That is a really interesting question as definitely a new one. Haven’t heard that before. So You’re right. And I do approach this as a product rather than I’m a host your guests, let’s talk about things. because inevitably I have to because of the nature of my own work. It’s a occupational hazard, if you will. Sure. I, I have a couple of businesses before and my major responsibility in my current role is go to market for the products that I’m working with. It’s not necessarily developing of the products is going to market was either the current versions of the prototype or the MVP and then based on how market responds, continuing the product, discover continue the product development. So having said that, as the product manager of my own podcast, I am trying to go to market, my current problem the if you’re familiar with one metric that matters. My current metric that I care about is adoption. I need more people to listen to it so that’s that’s what I’m doing. I’m trying to build up on two things I’m trying to build up on the content having more content because one thing with podcasts is it’s not live translate it transmit it’s not live broadcasts You don’t have to be in front of your TV or in front of your radio with a specific our crew and everybody can listen to any episode they can they can they don’t have to start with episode one. They don’t have to start with the latest episode. They can start with episode number five and then go to 12 and then go to one so every episode is it’s a little different from episodes in your favorite sitcom or your favorite TV series. Every episode has to stand on its own on its own two legs. Interesting and and and so that’s the content front it you know expanding on content, having interesting episodes by themselves is important then the second part is expanding. into as many platforms as possible. Unfortunately, I can’t do live videos, I can’t do videos, you know, with my poking hat and a guest talking head, because not everybody is equipped and people don’t necessarily want to be seen. So it’s a challenge I sometimes I talk to people who don’t want to be seen. Sometimes they talk to people who do want to be seen, but they don’t have necessary capabilities. Even you know, if even just recording the audio stream is challenging, think about recording the video stream. So I’m trying to kind of sidestep those things and still expand into video platforms like YouTube and others, but mainly trying to get to YouTube right now. So I started the channel on YouTube, I started posting episodes, there was just you know, playing visualizations, but at least now you can listen to these podcasts on YouTube as well. So, again, since this is not my full time job I only have so many hours I can dedicate to producing, getting the guests on having the actual interview than post production, producing the episode of creating all the necessary meta work around it and then posting it all over the place. So, you know, with I’m working with what I have, I, I don’t think I’m doing everything I should be doing it just because I don’t I’ll lack enough time and knowledge but as I keep working through this, either iterative approach to product development. Sure. I’m sure I’ll get there. Yes, I like the topic. I like doing what I’m doing. I like product management as a as both science and art. I keep saying this, the product management as much science as it is art. So you can’t just go and get an MBA and become a product manager and become a solid product manager. Yes, you do need education. Yes, you do need to learn as much as you can, but you also need have real world experience making things happen in whatever branch of, you know, responsibilities before you can really become a good product manager. So, yeah, that’s that’s, thank you for the question. That was good. And that’s that’s the answer. Brilliant.

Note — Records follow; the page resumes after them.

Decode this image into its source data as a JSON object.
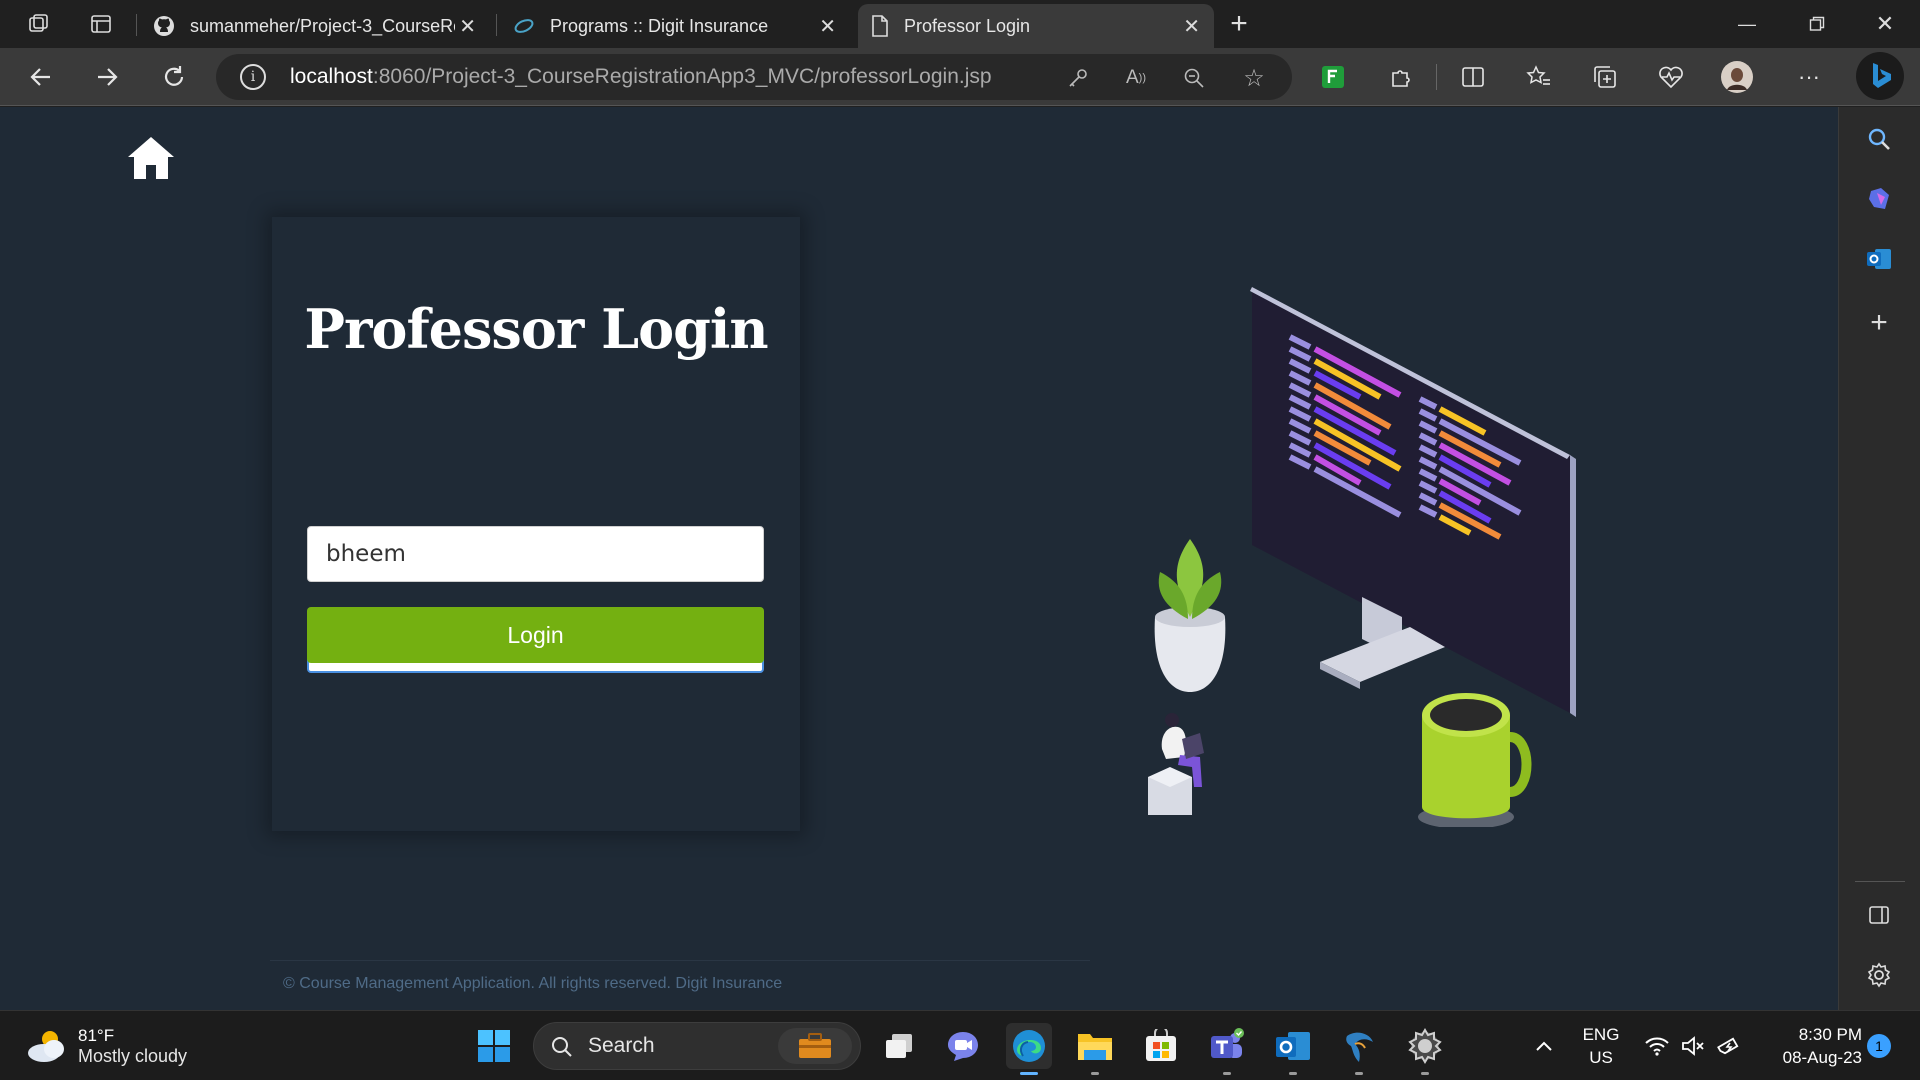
{
  "browser": {
    "tabs": [
      {
        "title": "sumanmeher/Project-3_CourseRe",
        "icon": "github-icon"
      },
      {
        "title": "Programs :: Digit Insurance",
        "icon": "site-icon"
      },
      {
        "title": "Professor Login",
        "icon": "page-icon",
        "active": true
      }
    ],
    "new_tab": "+",
    "url_host": "localhost",
    "url_path": ":8060/Project-3_CourseRegistrationApp3_MVC/professorLogin.jsp"
  },
  "page": {
    "title": "Professor Login",
    "username_value": "bheem",
    "password_value": "•••••",
    "login_label": "Login",
    "footer": "© Course Management Application. All rights reserved. Digit Insurance"
  },
  "taskbar": {
    "temperature": "81°F",
    "weather": "Mostly cloudy",
    "search_label": "Search",
    "lang_line1": "ENG",
    "lang_line2": "US",
    "time": "8:30 PM",
    "date": "08-Aug-23",
    "notification_count": "1"
  },
  "colors": {
    "page_bg": "#1f2a36",
    "login_button": "#74b011",
    "accent": "#4a90e2"
  }
}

Thank you for for for sharing your answer.
Vlad G 1:12:22
All right, thank you so much. We’re slightly over time. I don’t think it’s a problem. Thank you very much for being guest such an awesome guest on the show.
Thank you for having me. My pleasure.

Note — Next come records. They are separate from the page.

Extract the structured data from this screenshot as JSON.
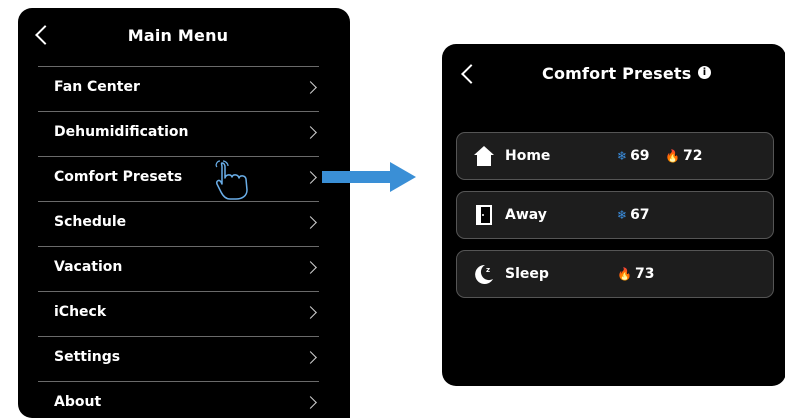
{
  "main_menu": {
    "title": "Main Menu",
    "items": [
      {
        "label": "Fan Center"
      },
      {
        "label": "Dehumidification"
      },
      {
        "label": "Comfort Presets"
      },
      {
        "label": "Schedule"
      },
      {
        "label": "Vacation"
      },
      {
        "label": "iCheck"
      },
      {
        "label": "Settings"
      },
      {
        "label": "About"
      }
    ]
  },
  "comfort_presets": {
    "title": "Comfort Presets",
    "info_icon": "i",
    "presets": [
      {
        "label": "Home",
        "icon": "house-icon",
        "cool": "69",
        "heat": "72"
      },
      {
        "label": "Away",
        "icon": "door-icon",
        "cool": "67",
        "heat": null
      },
      {
        "label": "Sleep",
        "icon": "moon-icon",
        "cool": null,
        "heat": "73"
      }
    ]
  },
  "glyphs": {
    "snowflake": "❄",
    "flame": "🔥"
  },
  "colors": {
    "cool": "#3b8fe0",
    "heat": "#e2462e",
    "arrow": "#3a8fd6",
    "panel": "#000000",
    "card": "#1d1d1d"
  }
}
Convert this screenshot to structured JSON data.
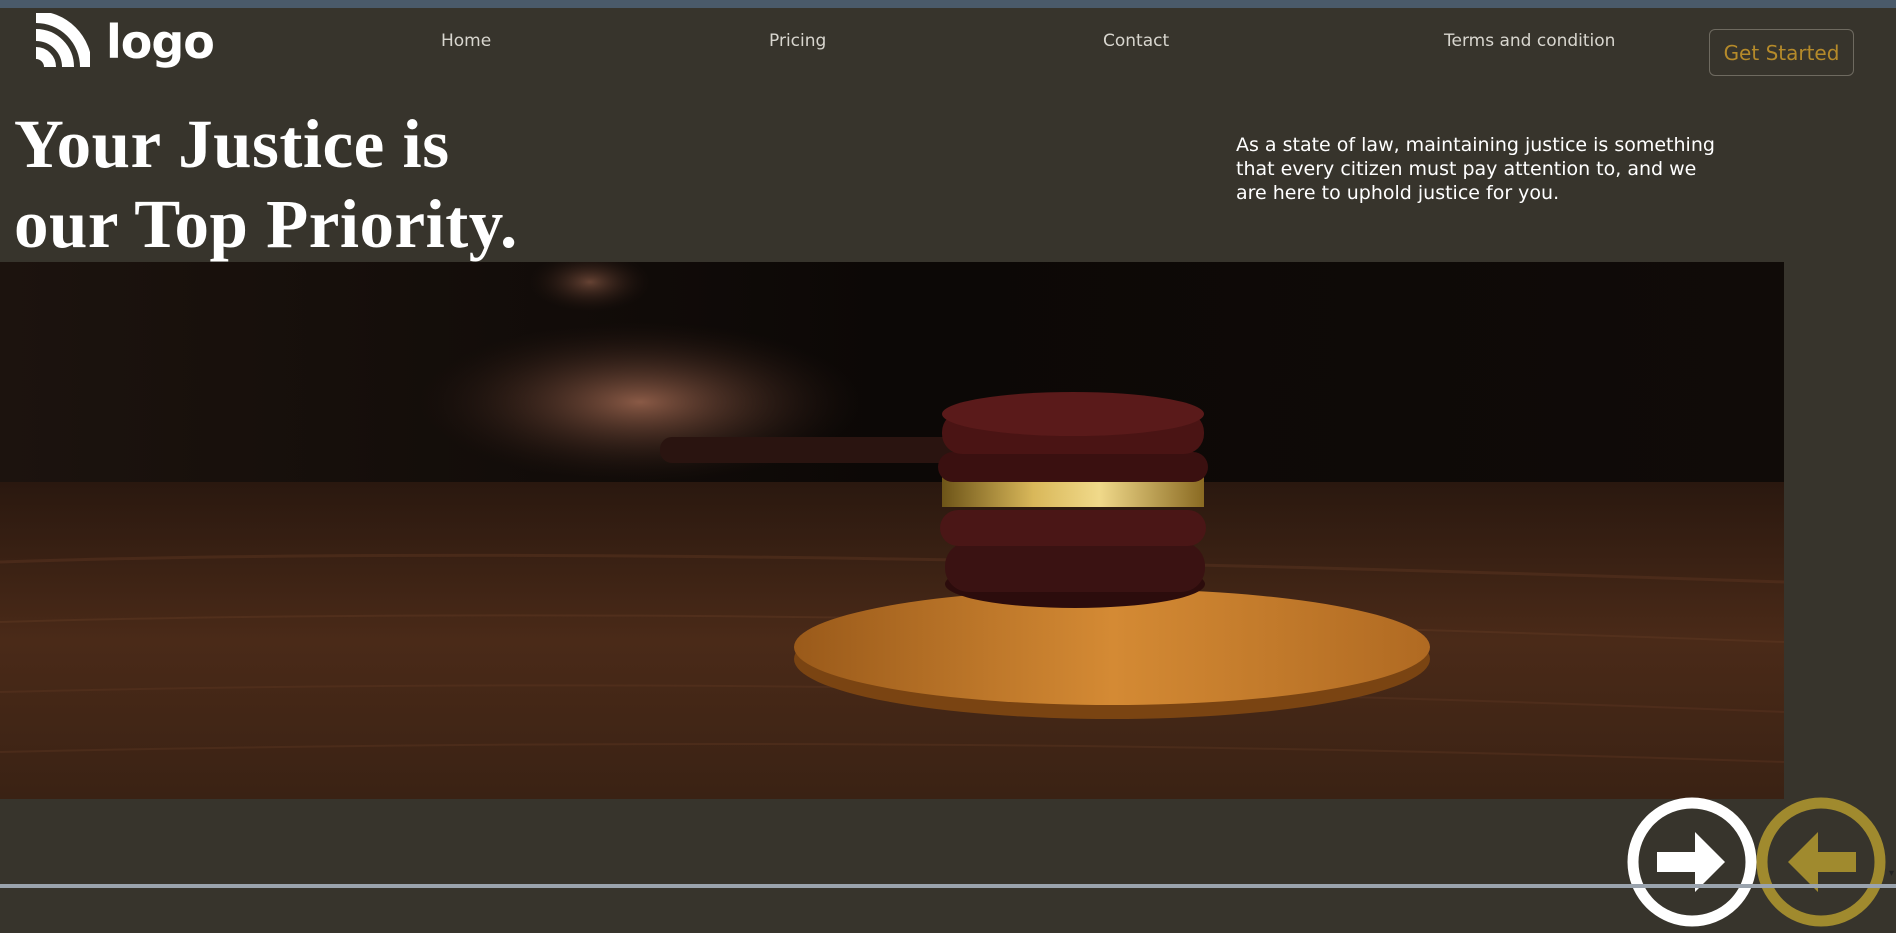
{
  "brand": {
    "logo_text": "logo",
    "icon": "wifi-arcs-logo-icon"
  },
  "nav": {
    "items": [
      {
        "label": "Home"
      },
      {
        "label": "Pricing"
      },
      {
        "label": "Contact"
      },
      {
        "label": "Terms and condition"
      }
    ],
    "cta_label": "Get Started"
  },
  "hero": {
    "headline_line1": "Your Justice is",
    "headline_line2": "our Top Priority.",
    "intro": "As a state of law, maintaining justice is something that every citizen must pay attention to, and we are here to uphold justice for you.",
    "image_subject": "judge-gavel-on-sound-block-photo"
  },
  "carousel": {
    "next_icon": "arrow-right-icon",
    "prev_icon": "arrow-left-icon"
  },
  "colors": {
    "background": "#37342c",
    "accent_gold": "#b58a2a",
    "text_light": "#ffffff",
    "nav_text": "#d8d6cf"
  }
}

Vlad G 1:12:34
Absolutely. It’s a pleasure. Thank you very much and see you soon. See you. Bye. You’ve been listening to the real world product management and I’ll be your host Vlad Grubman. Until next time,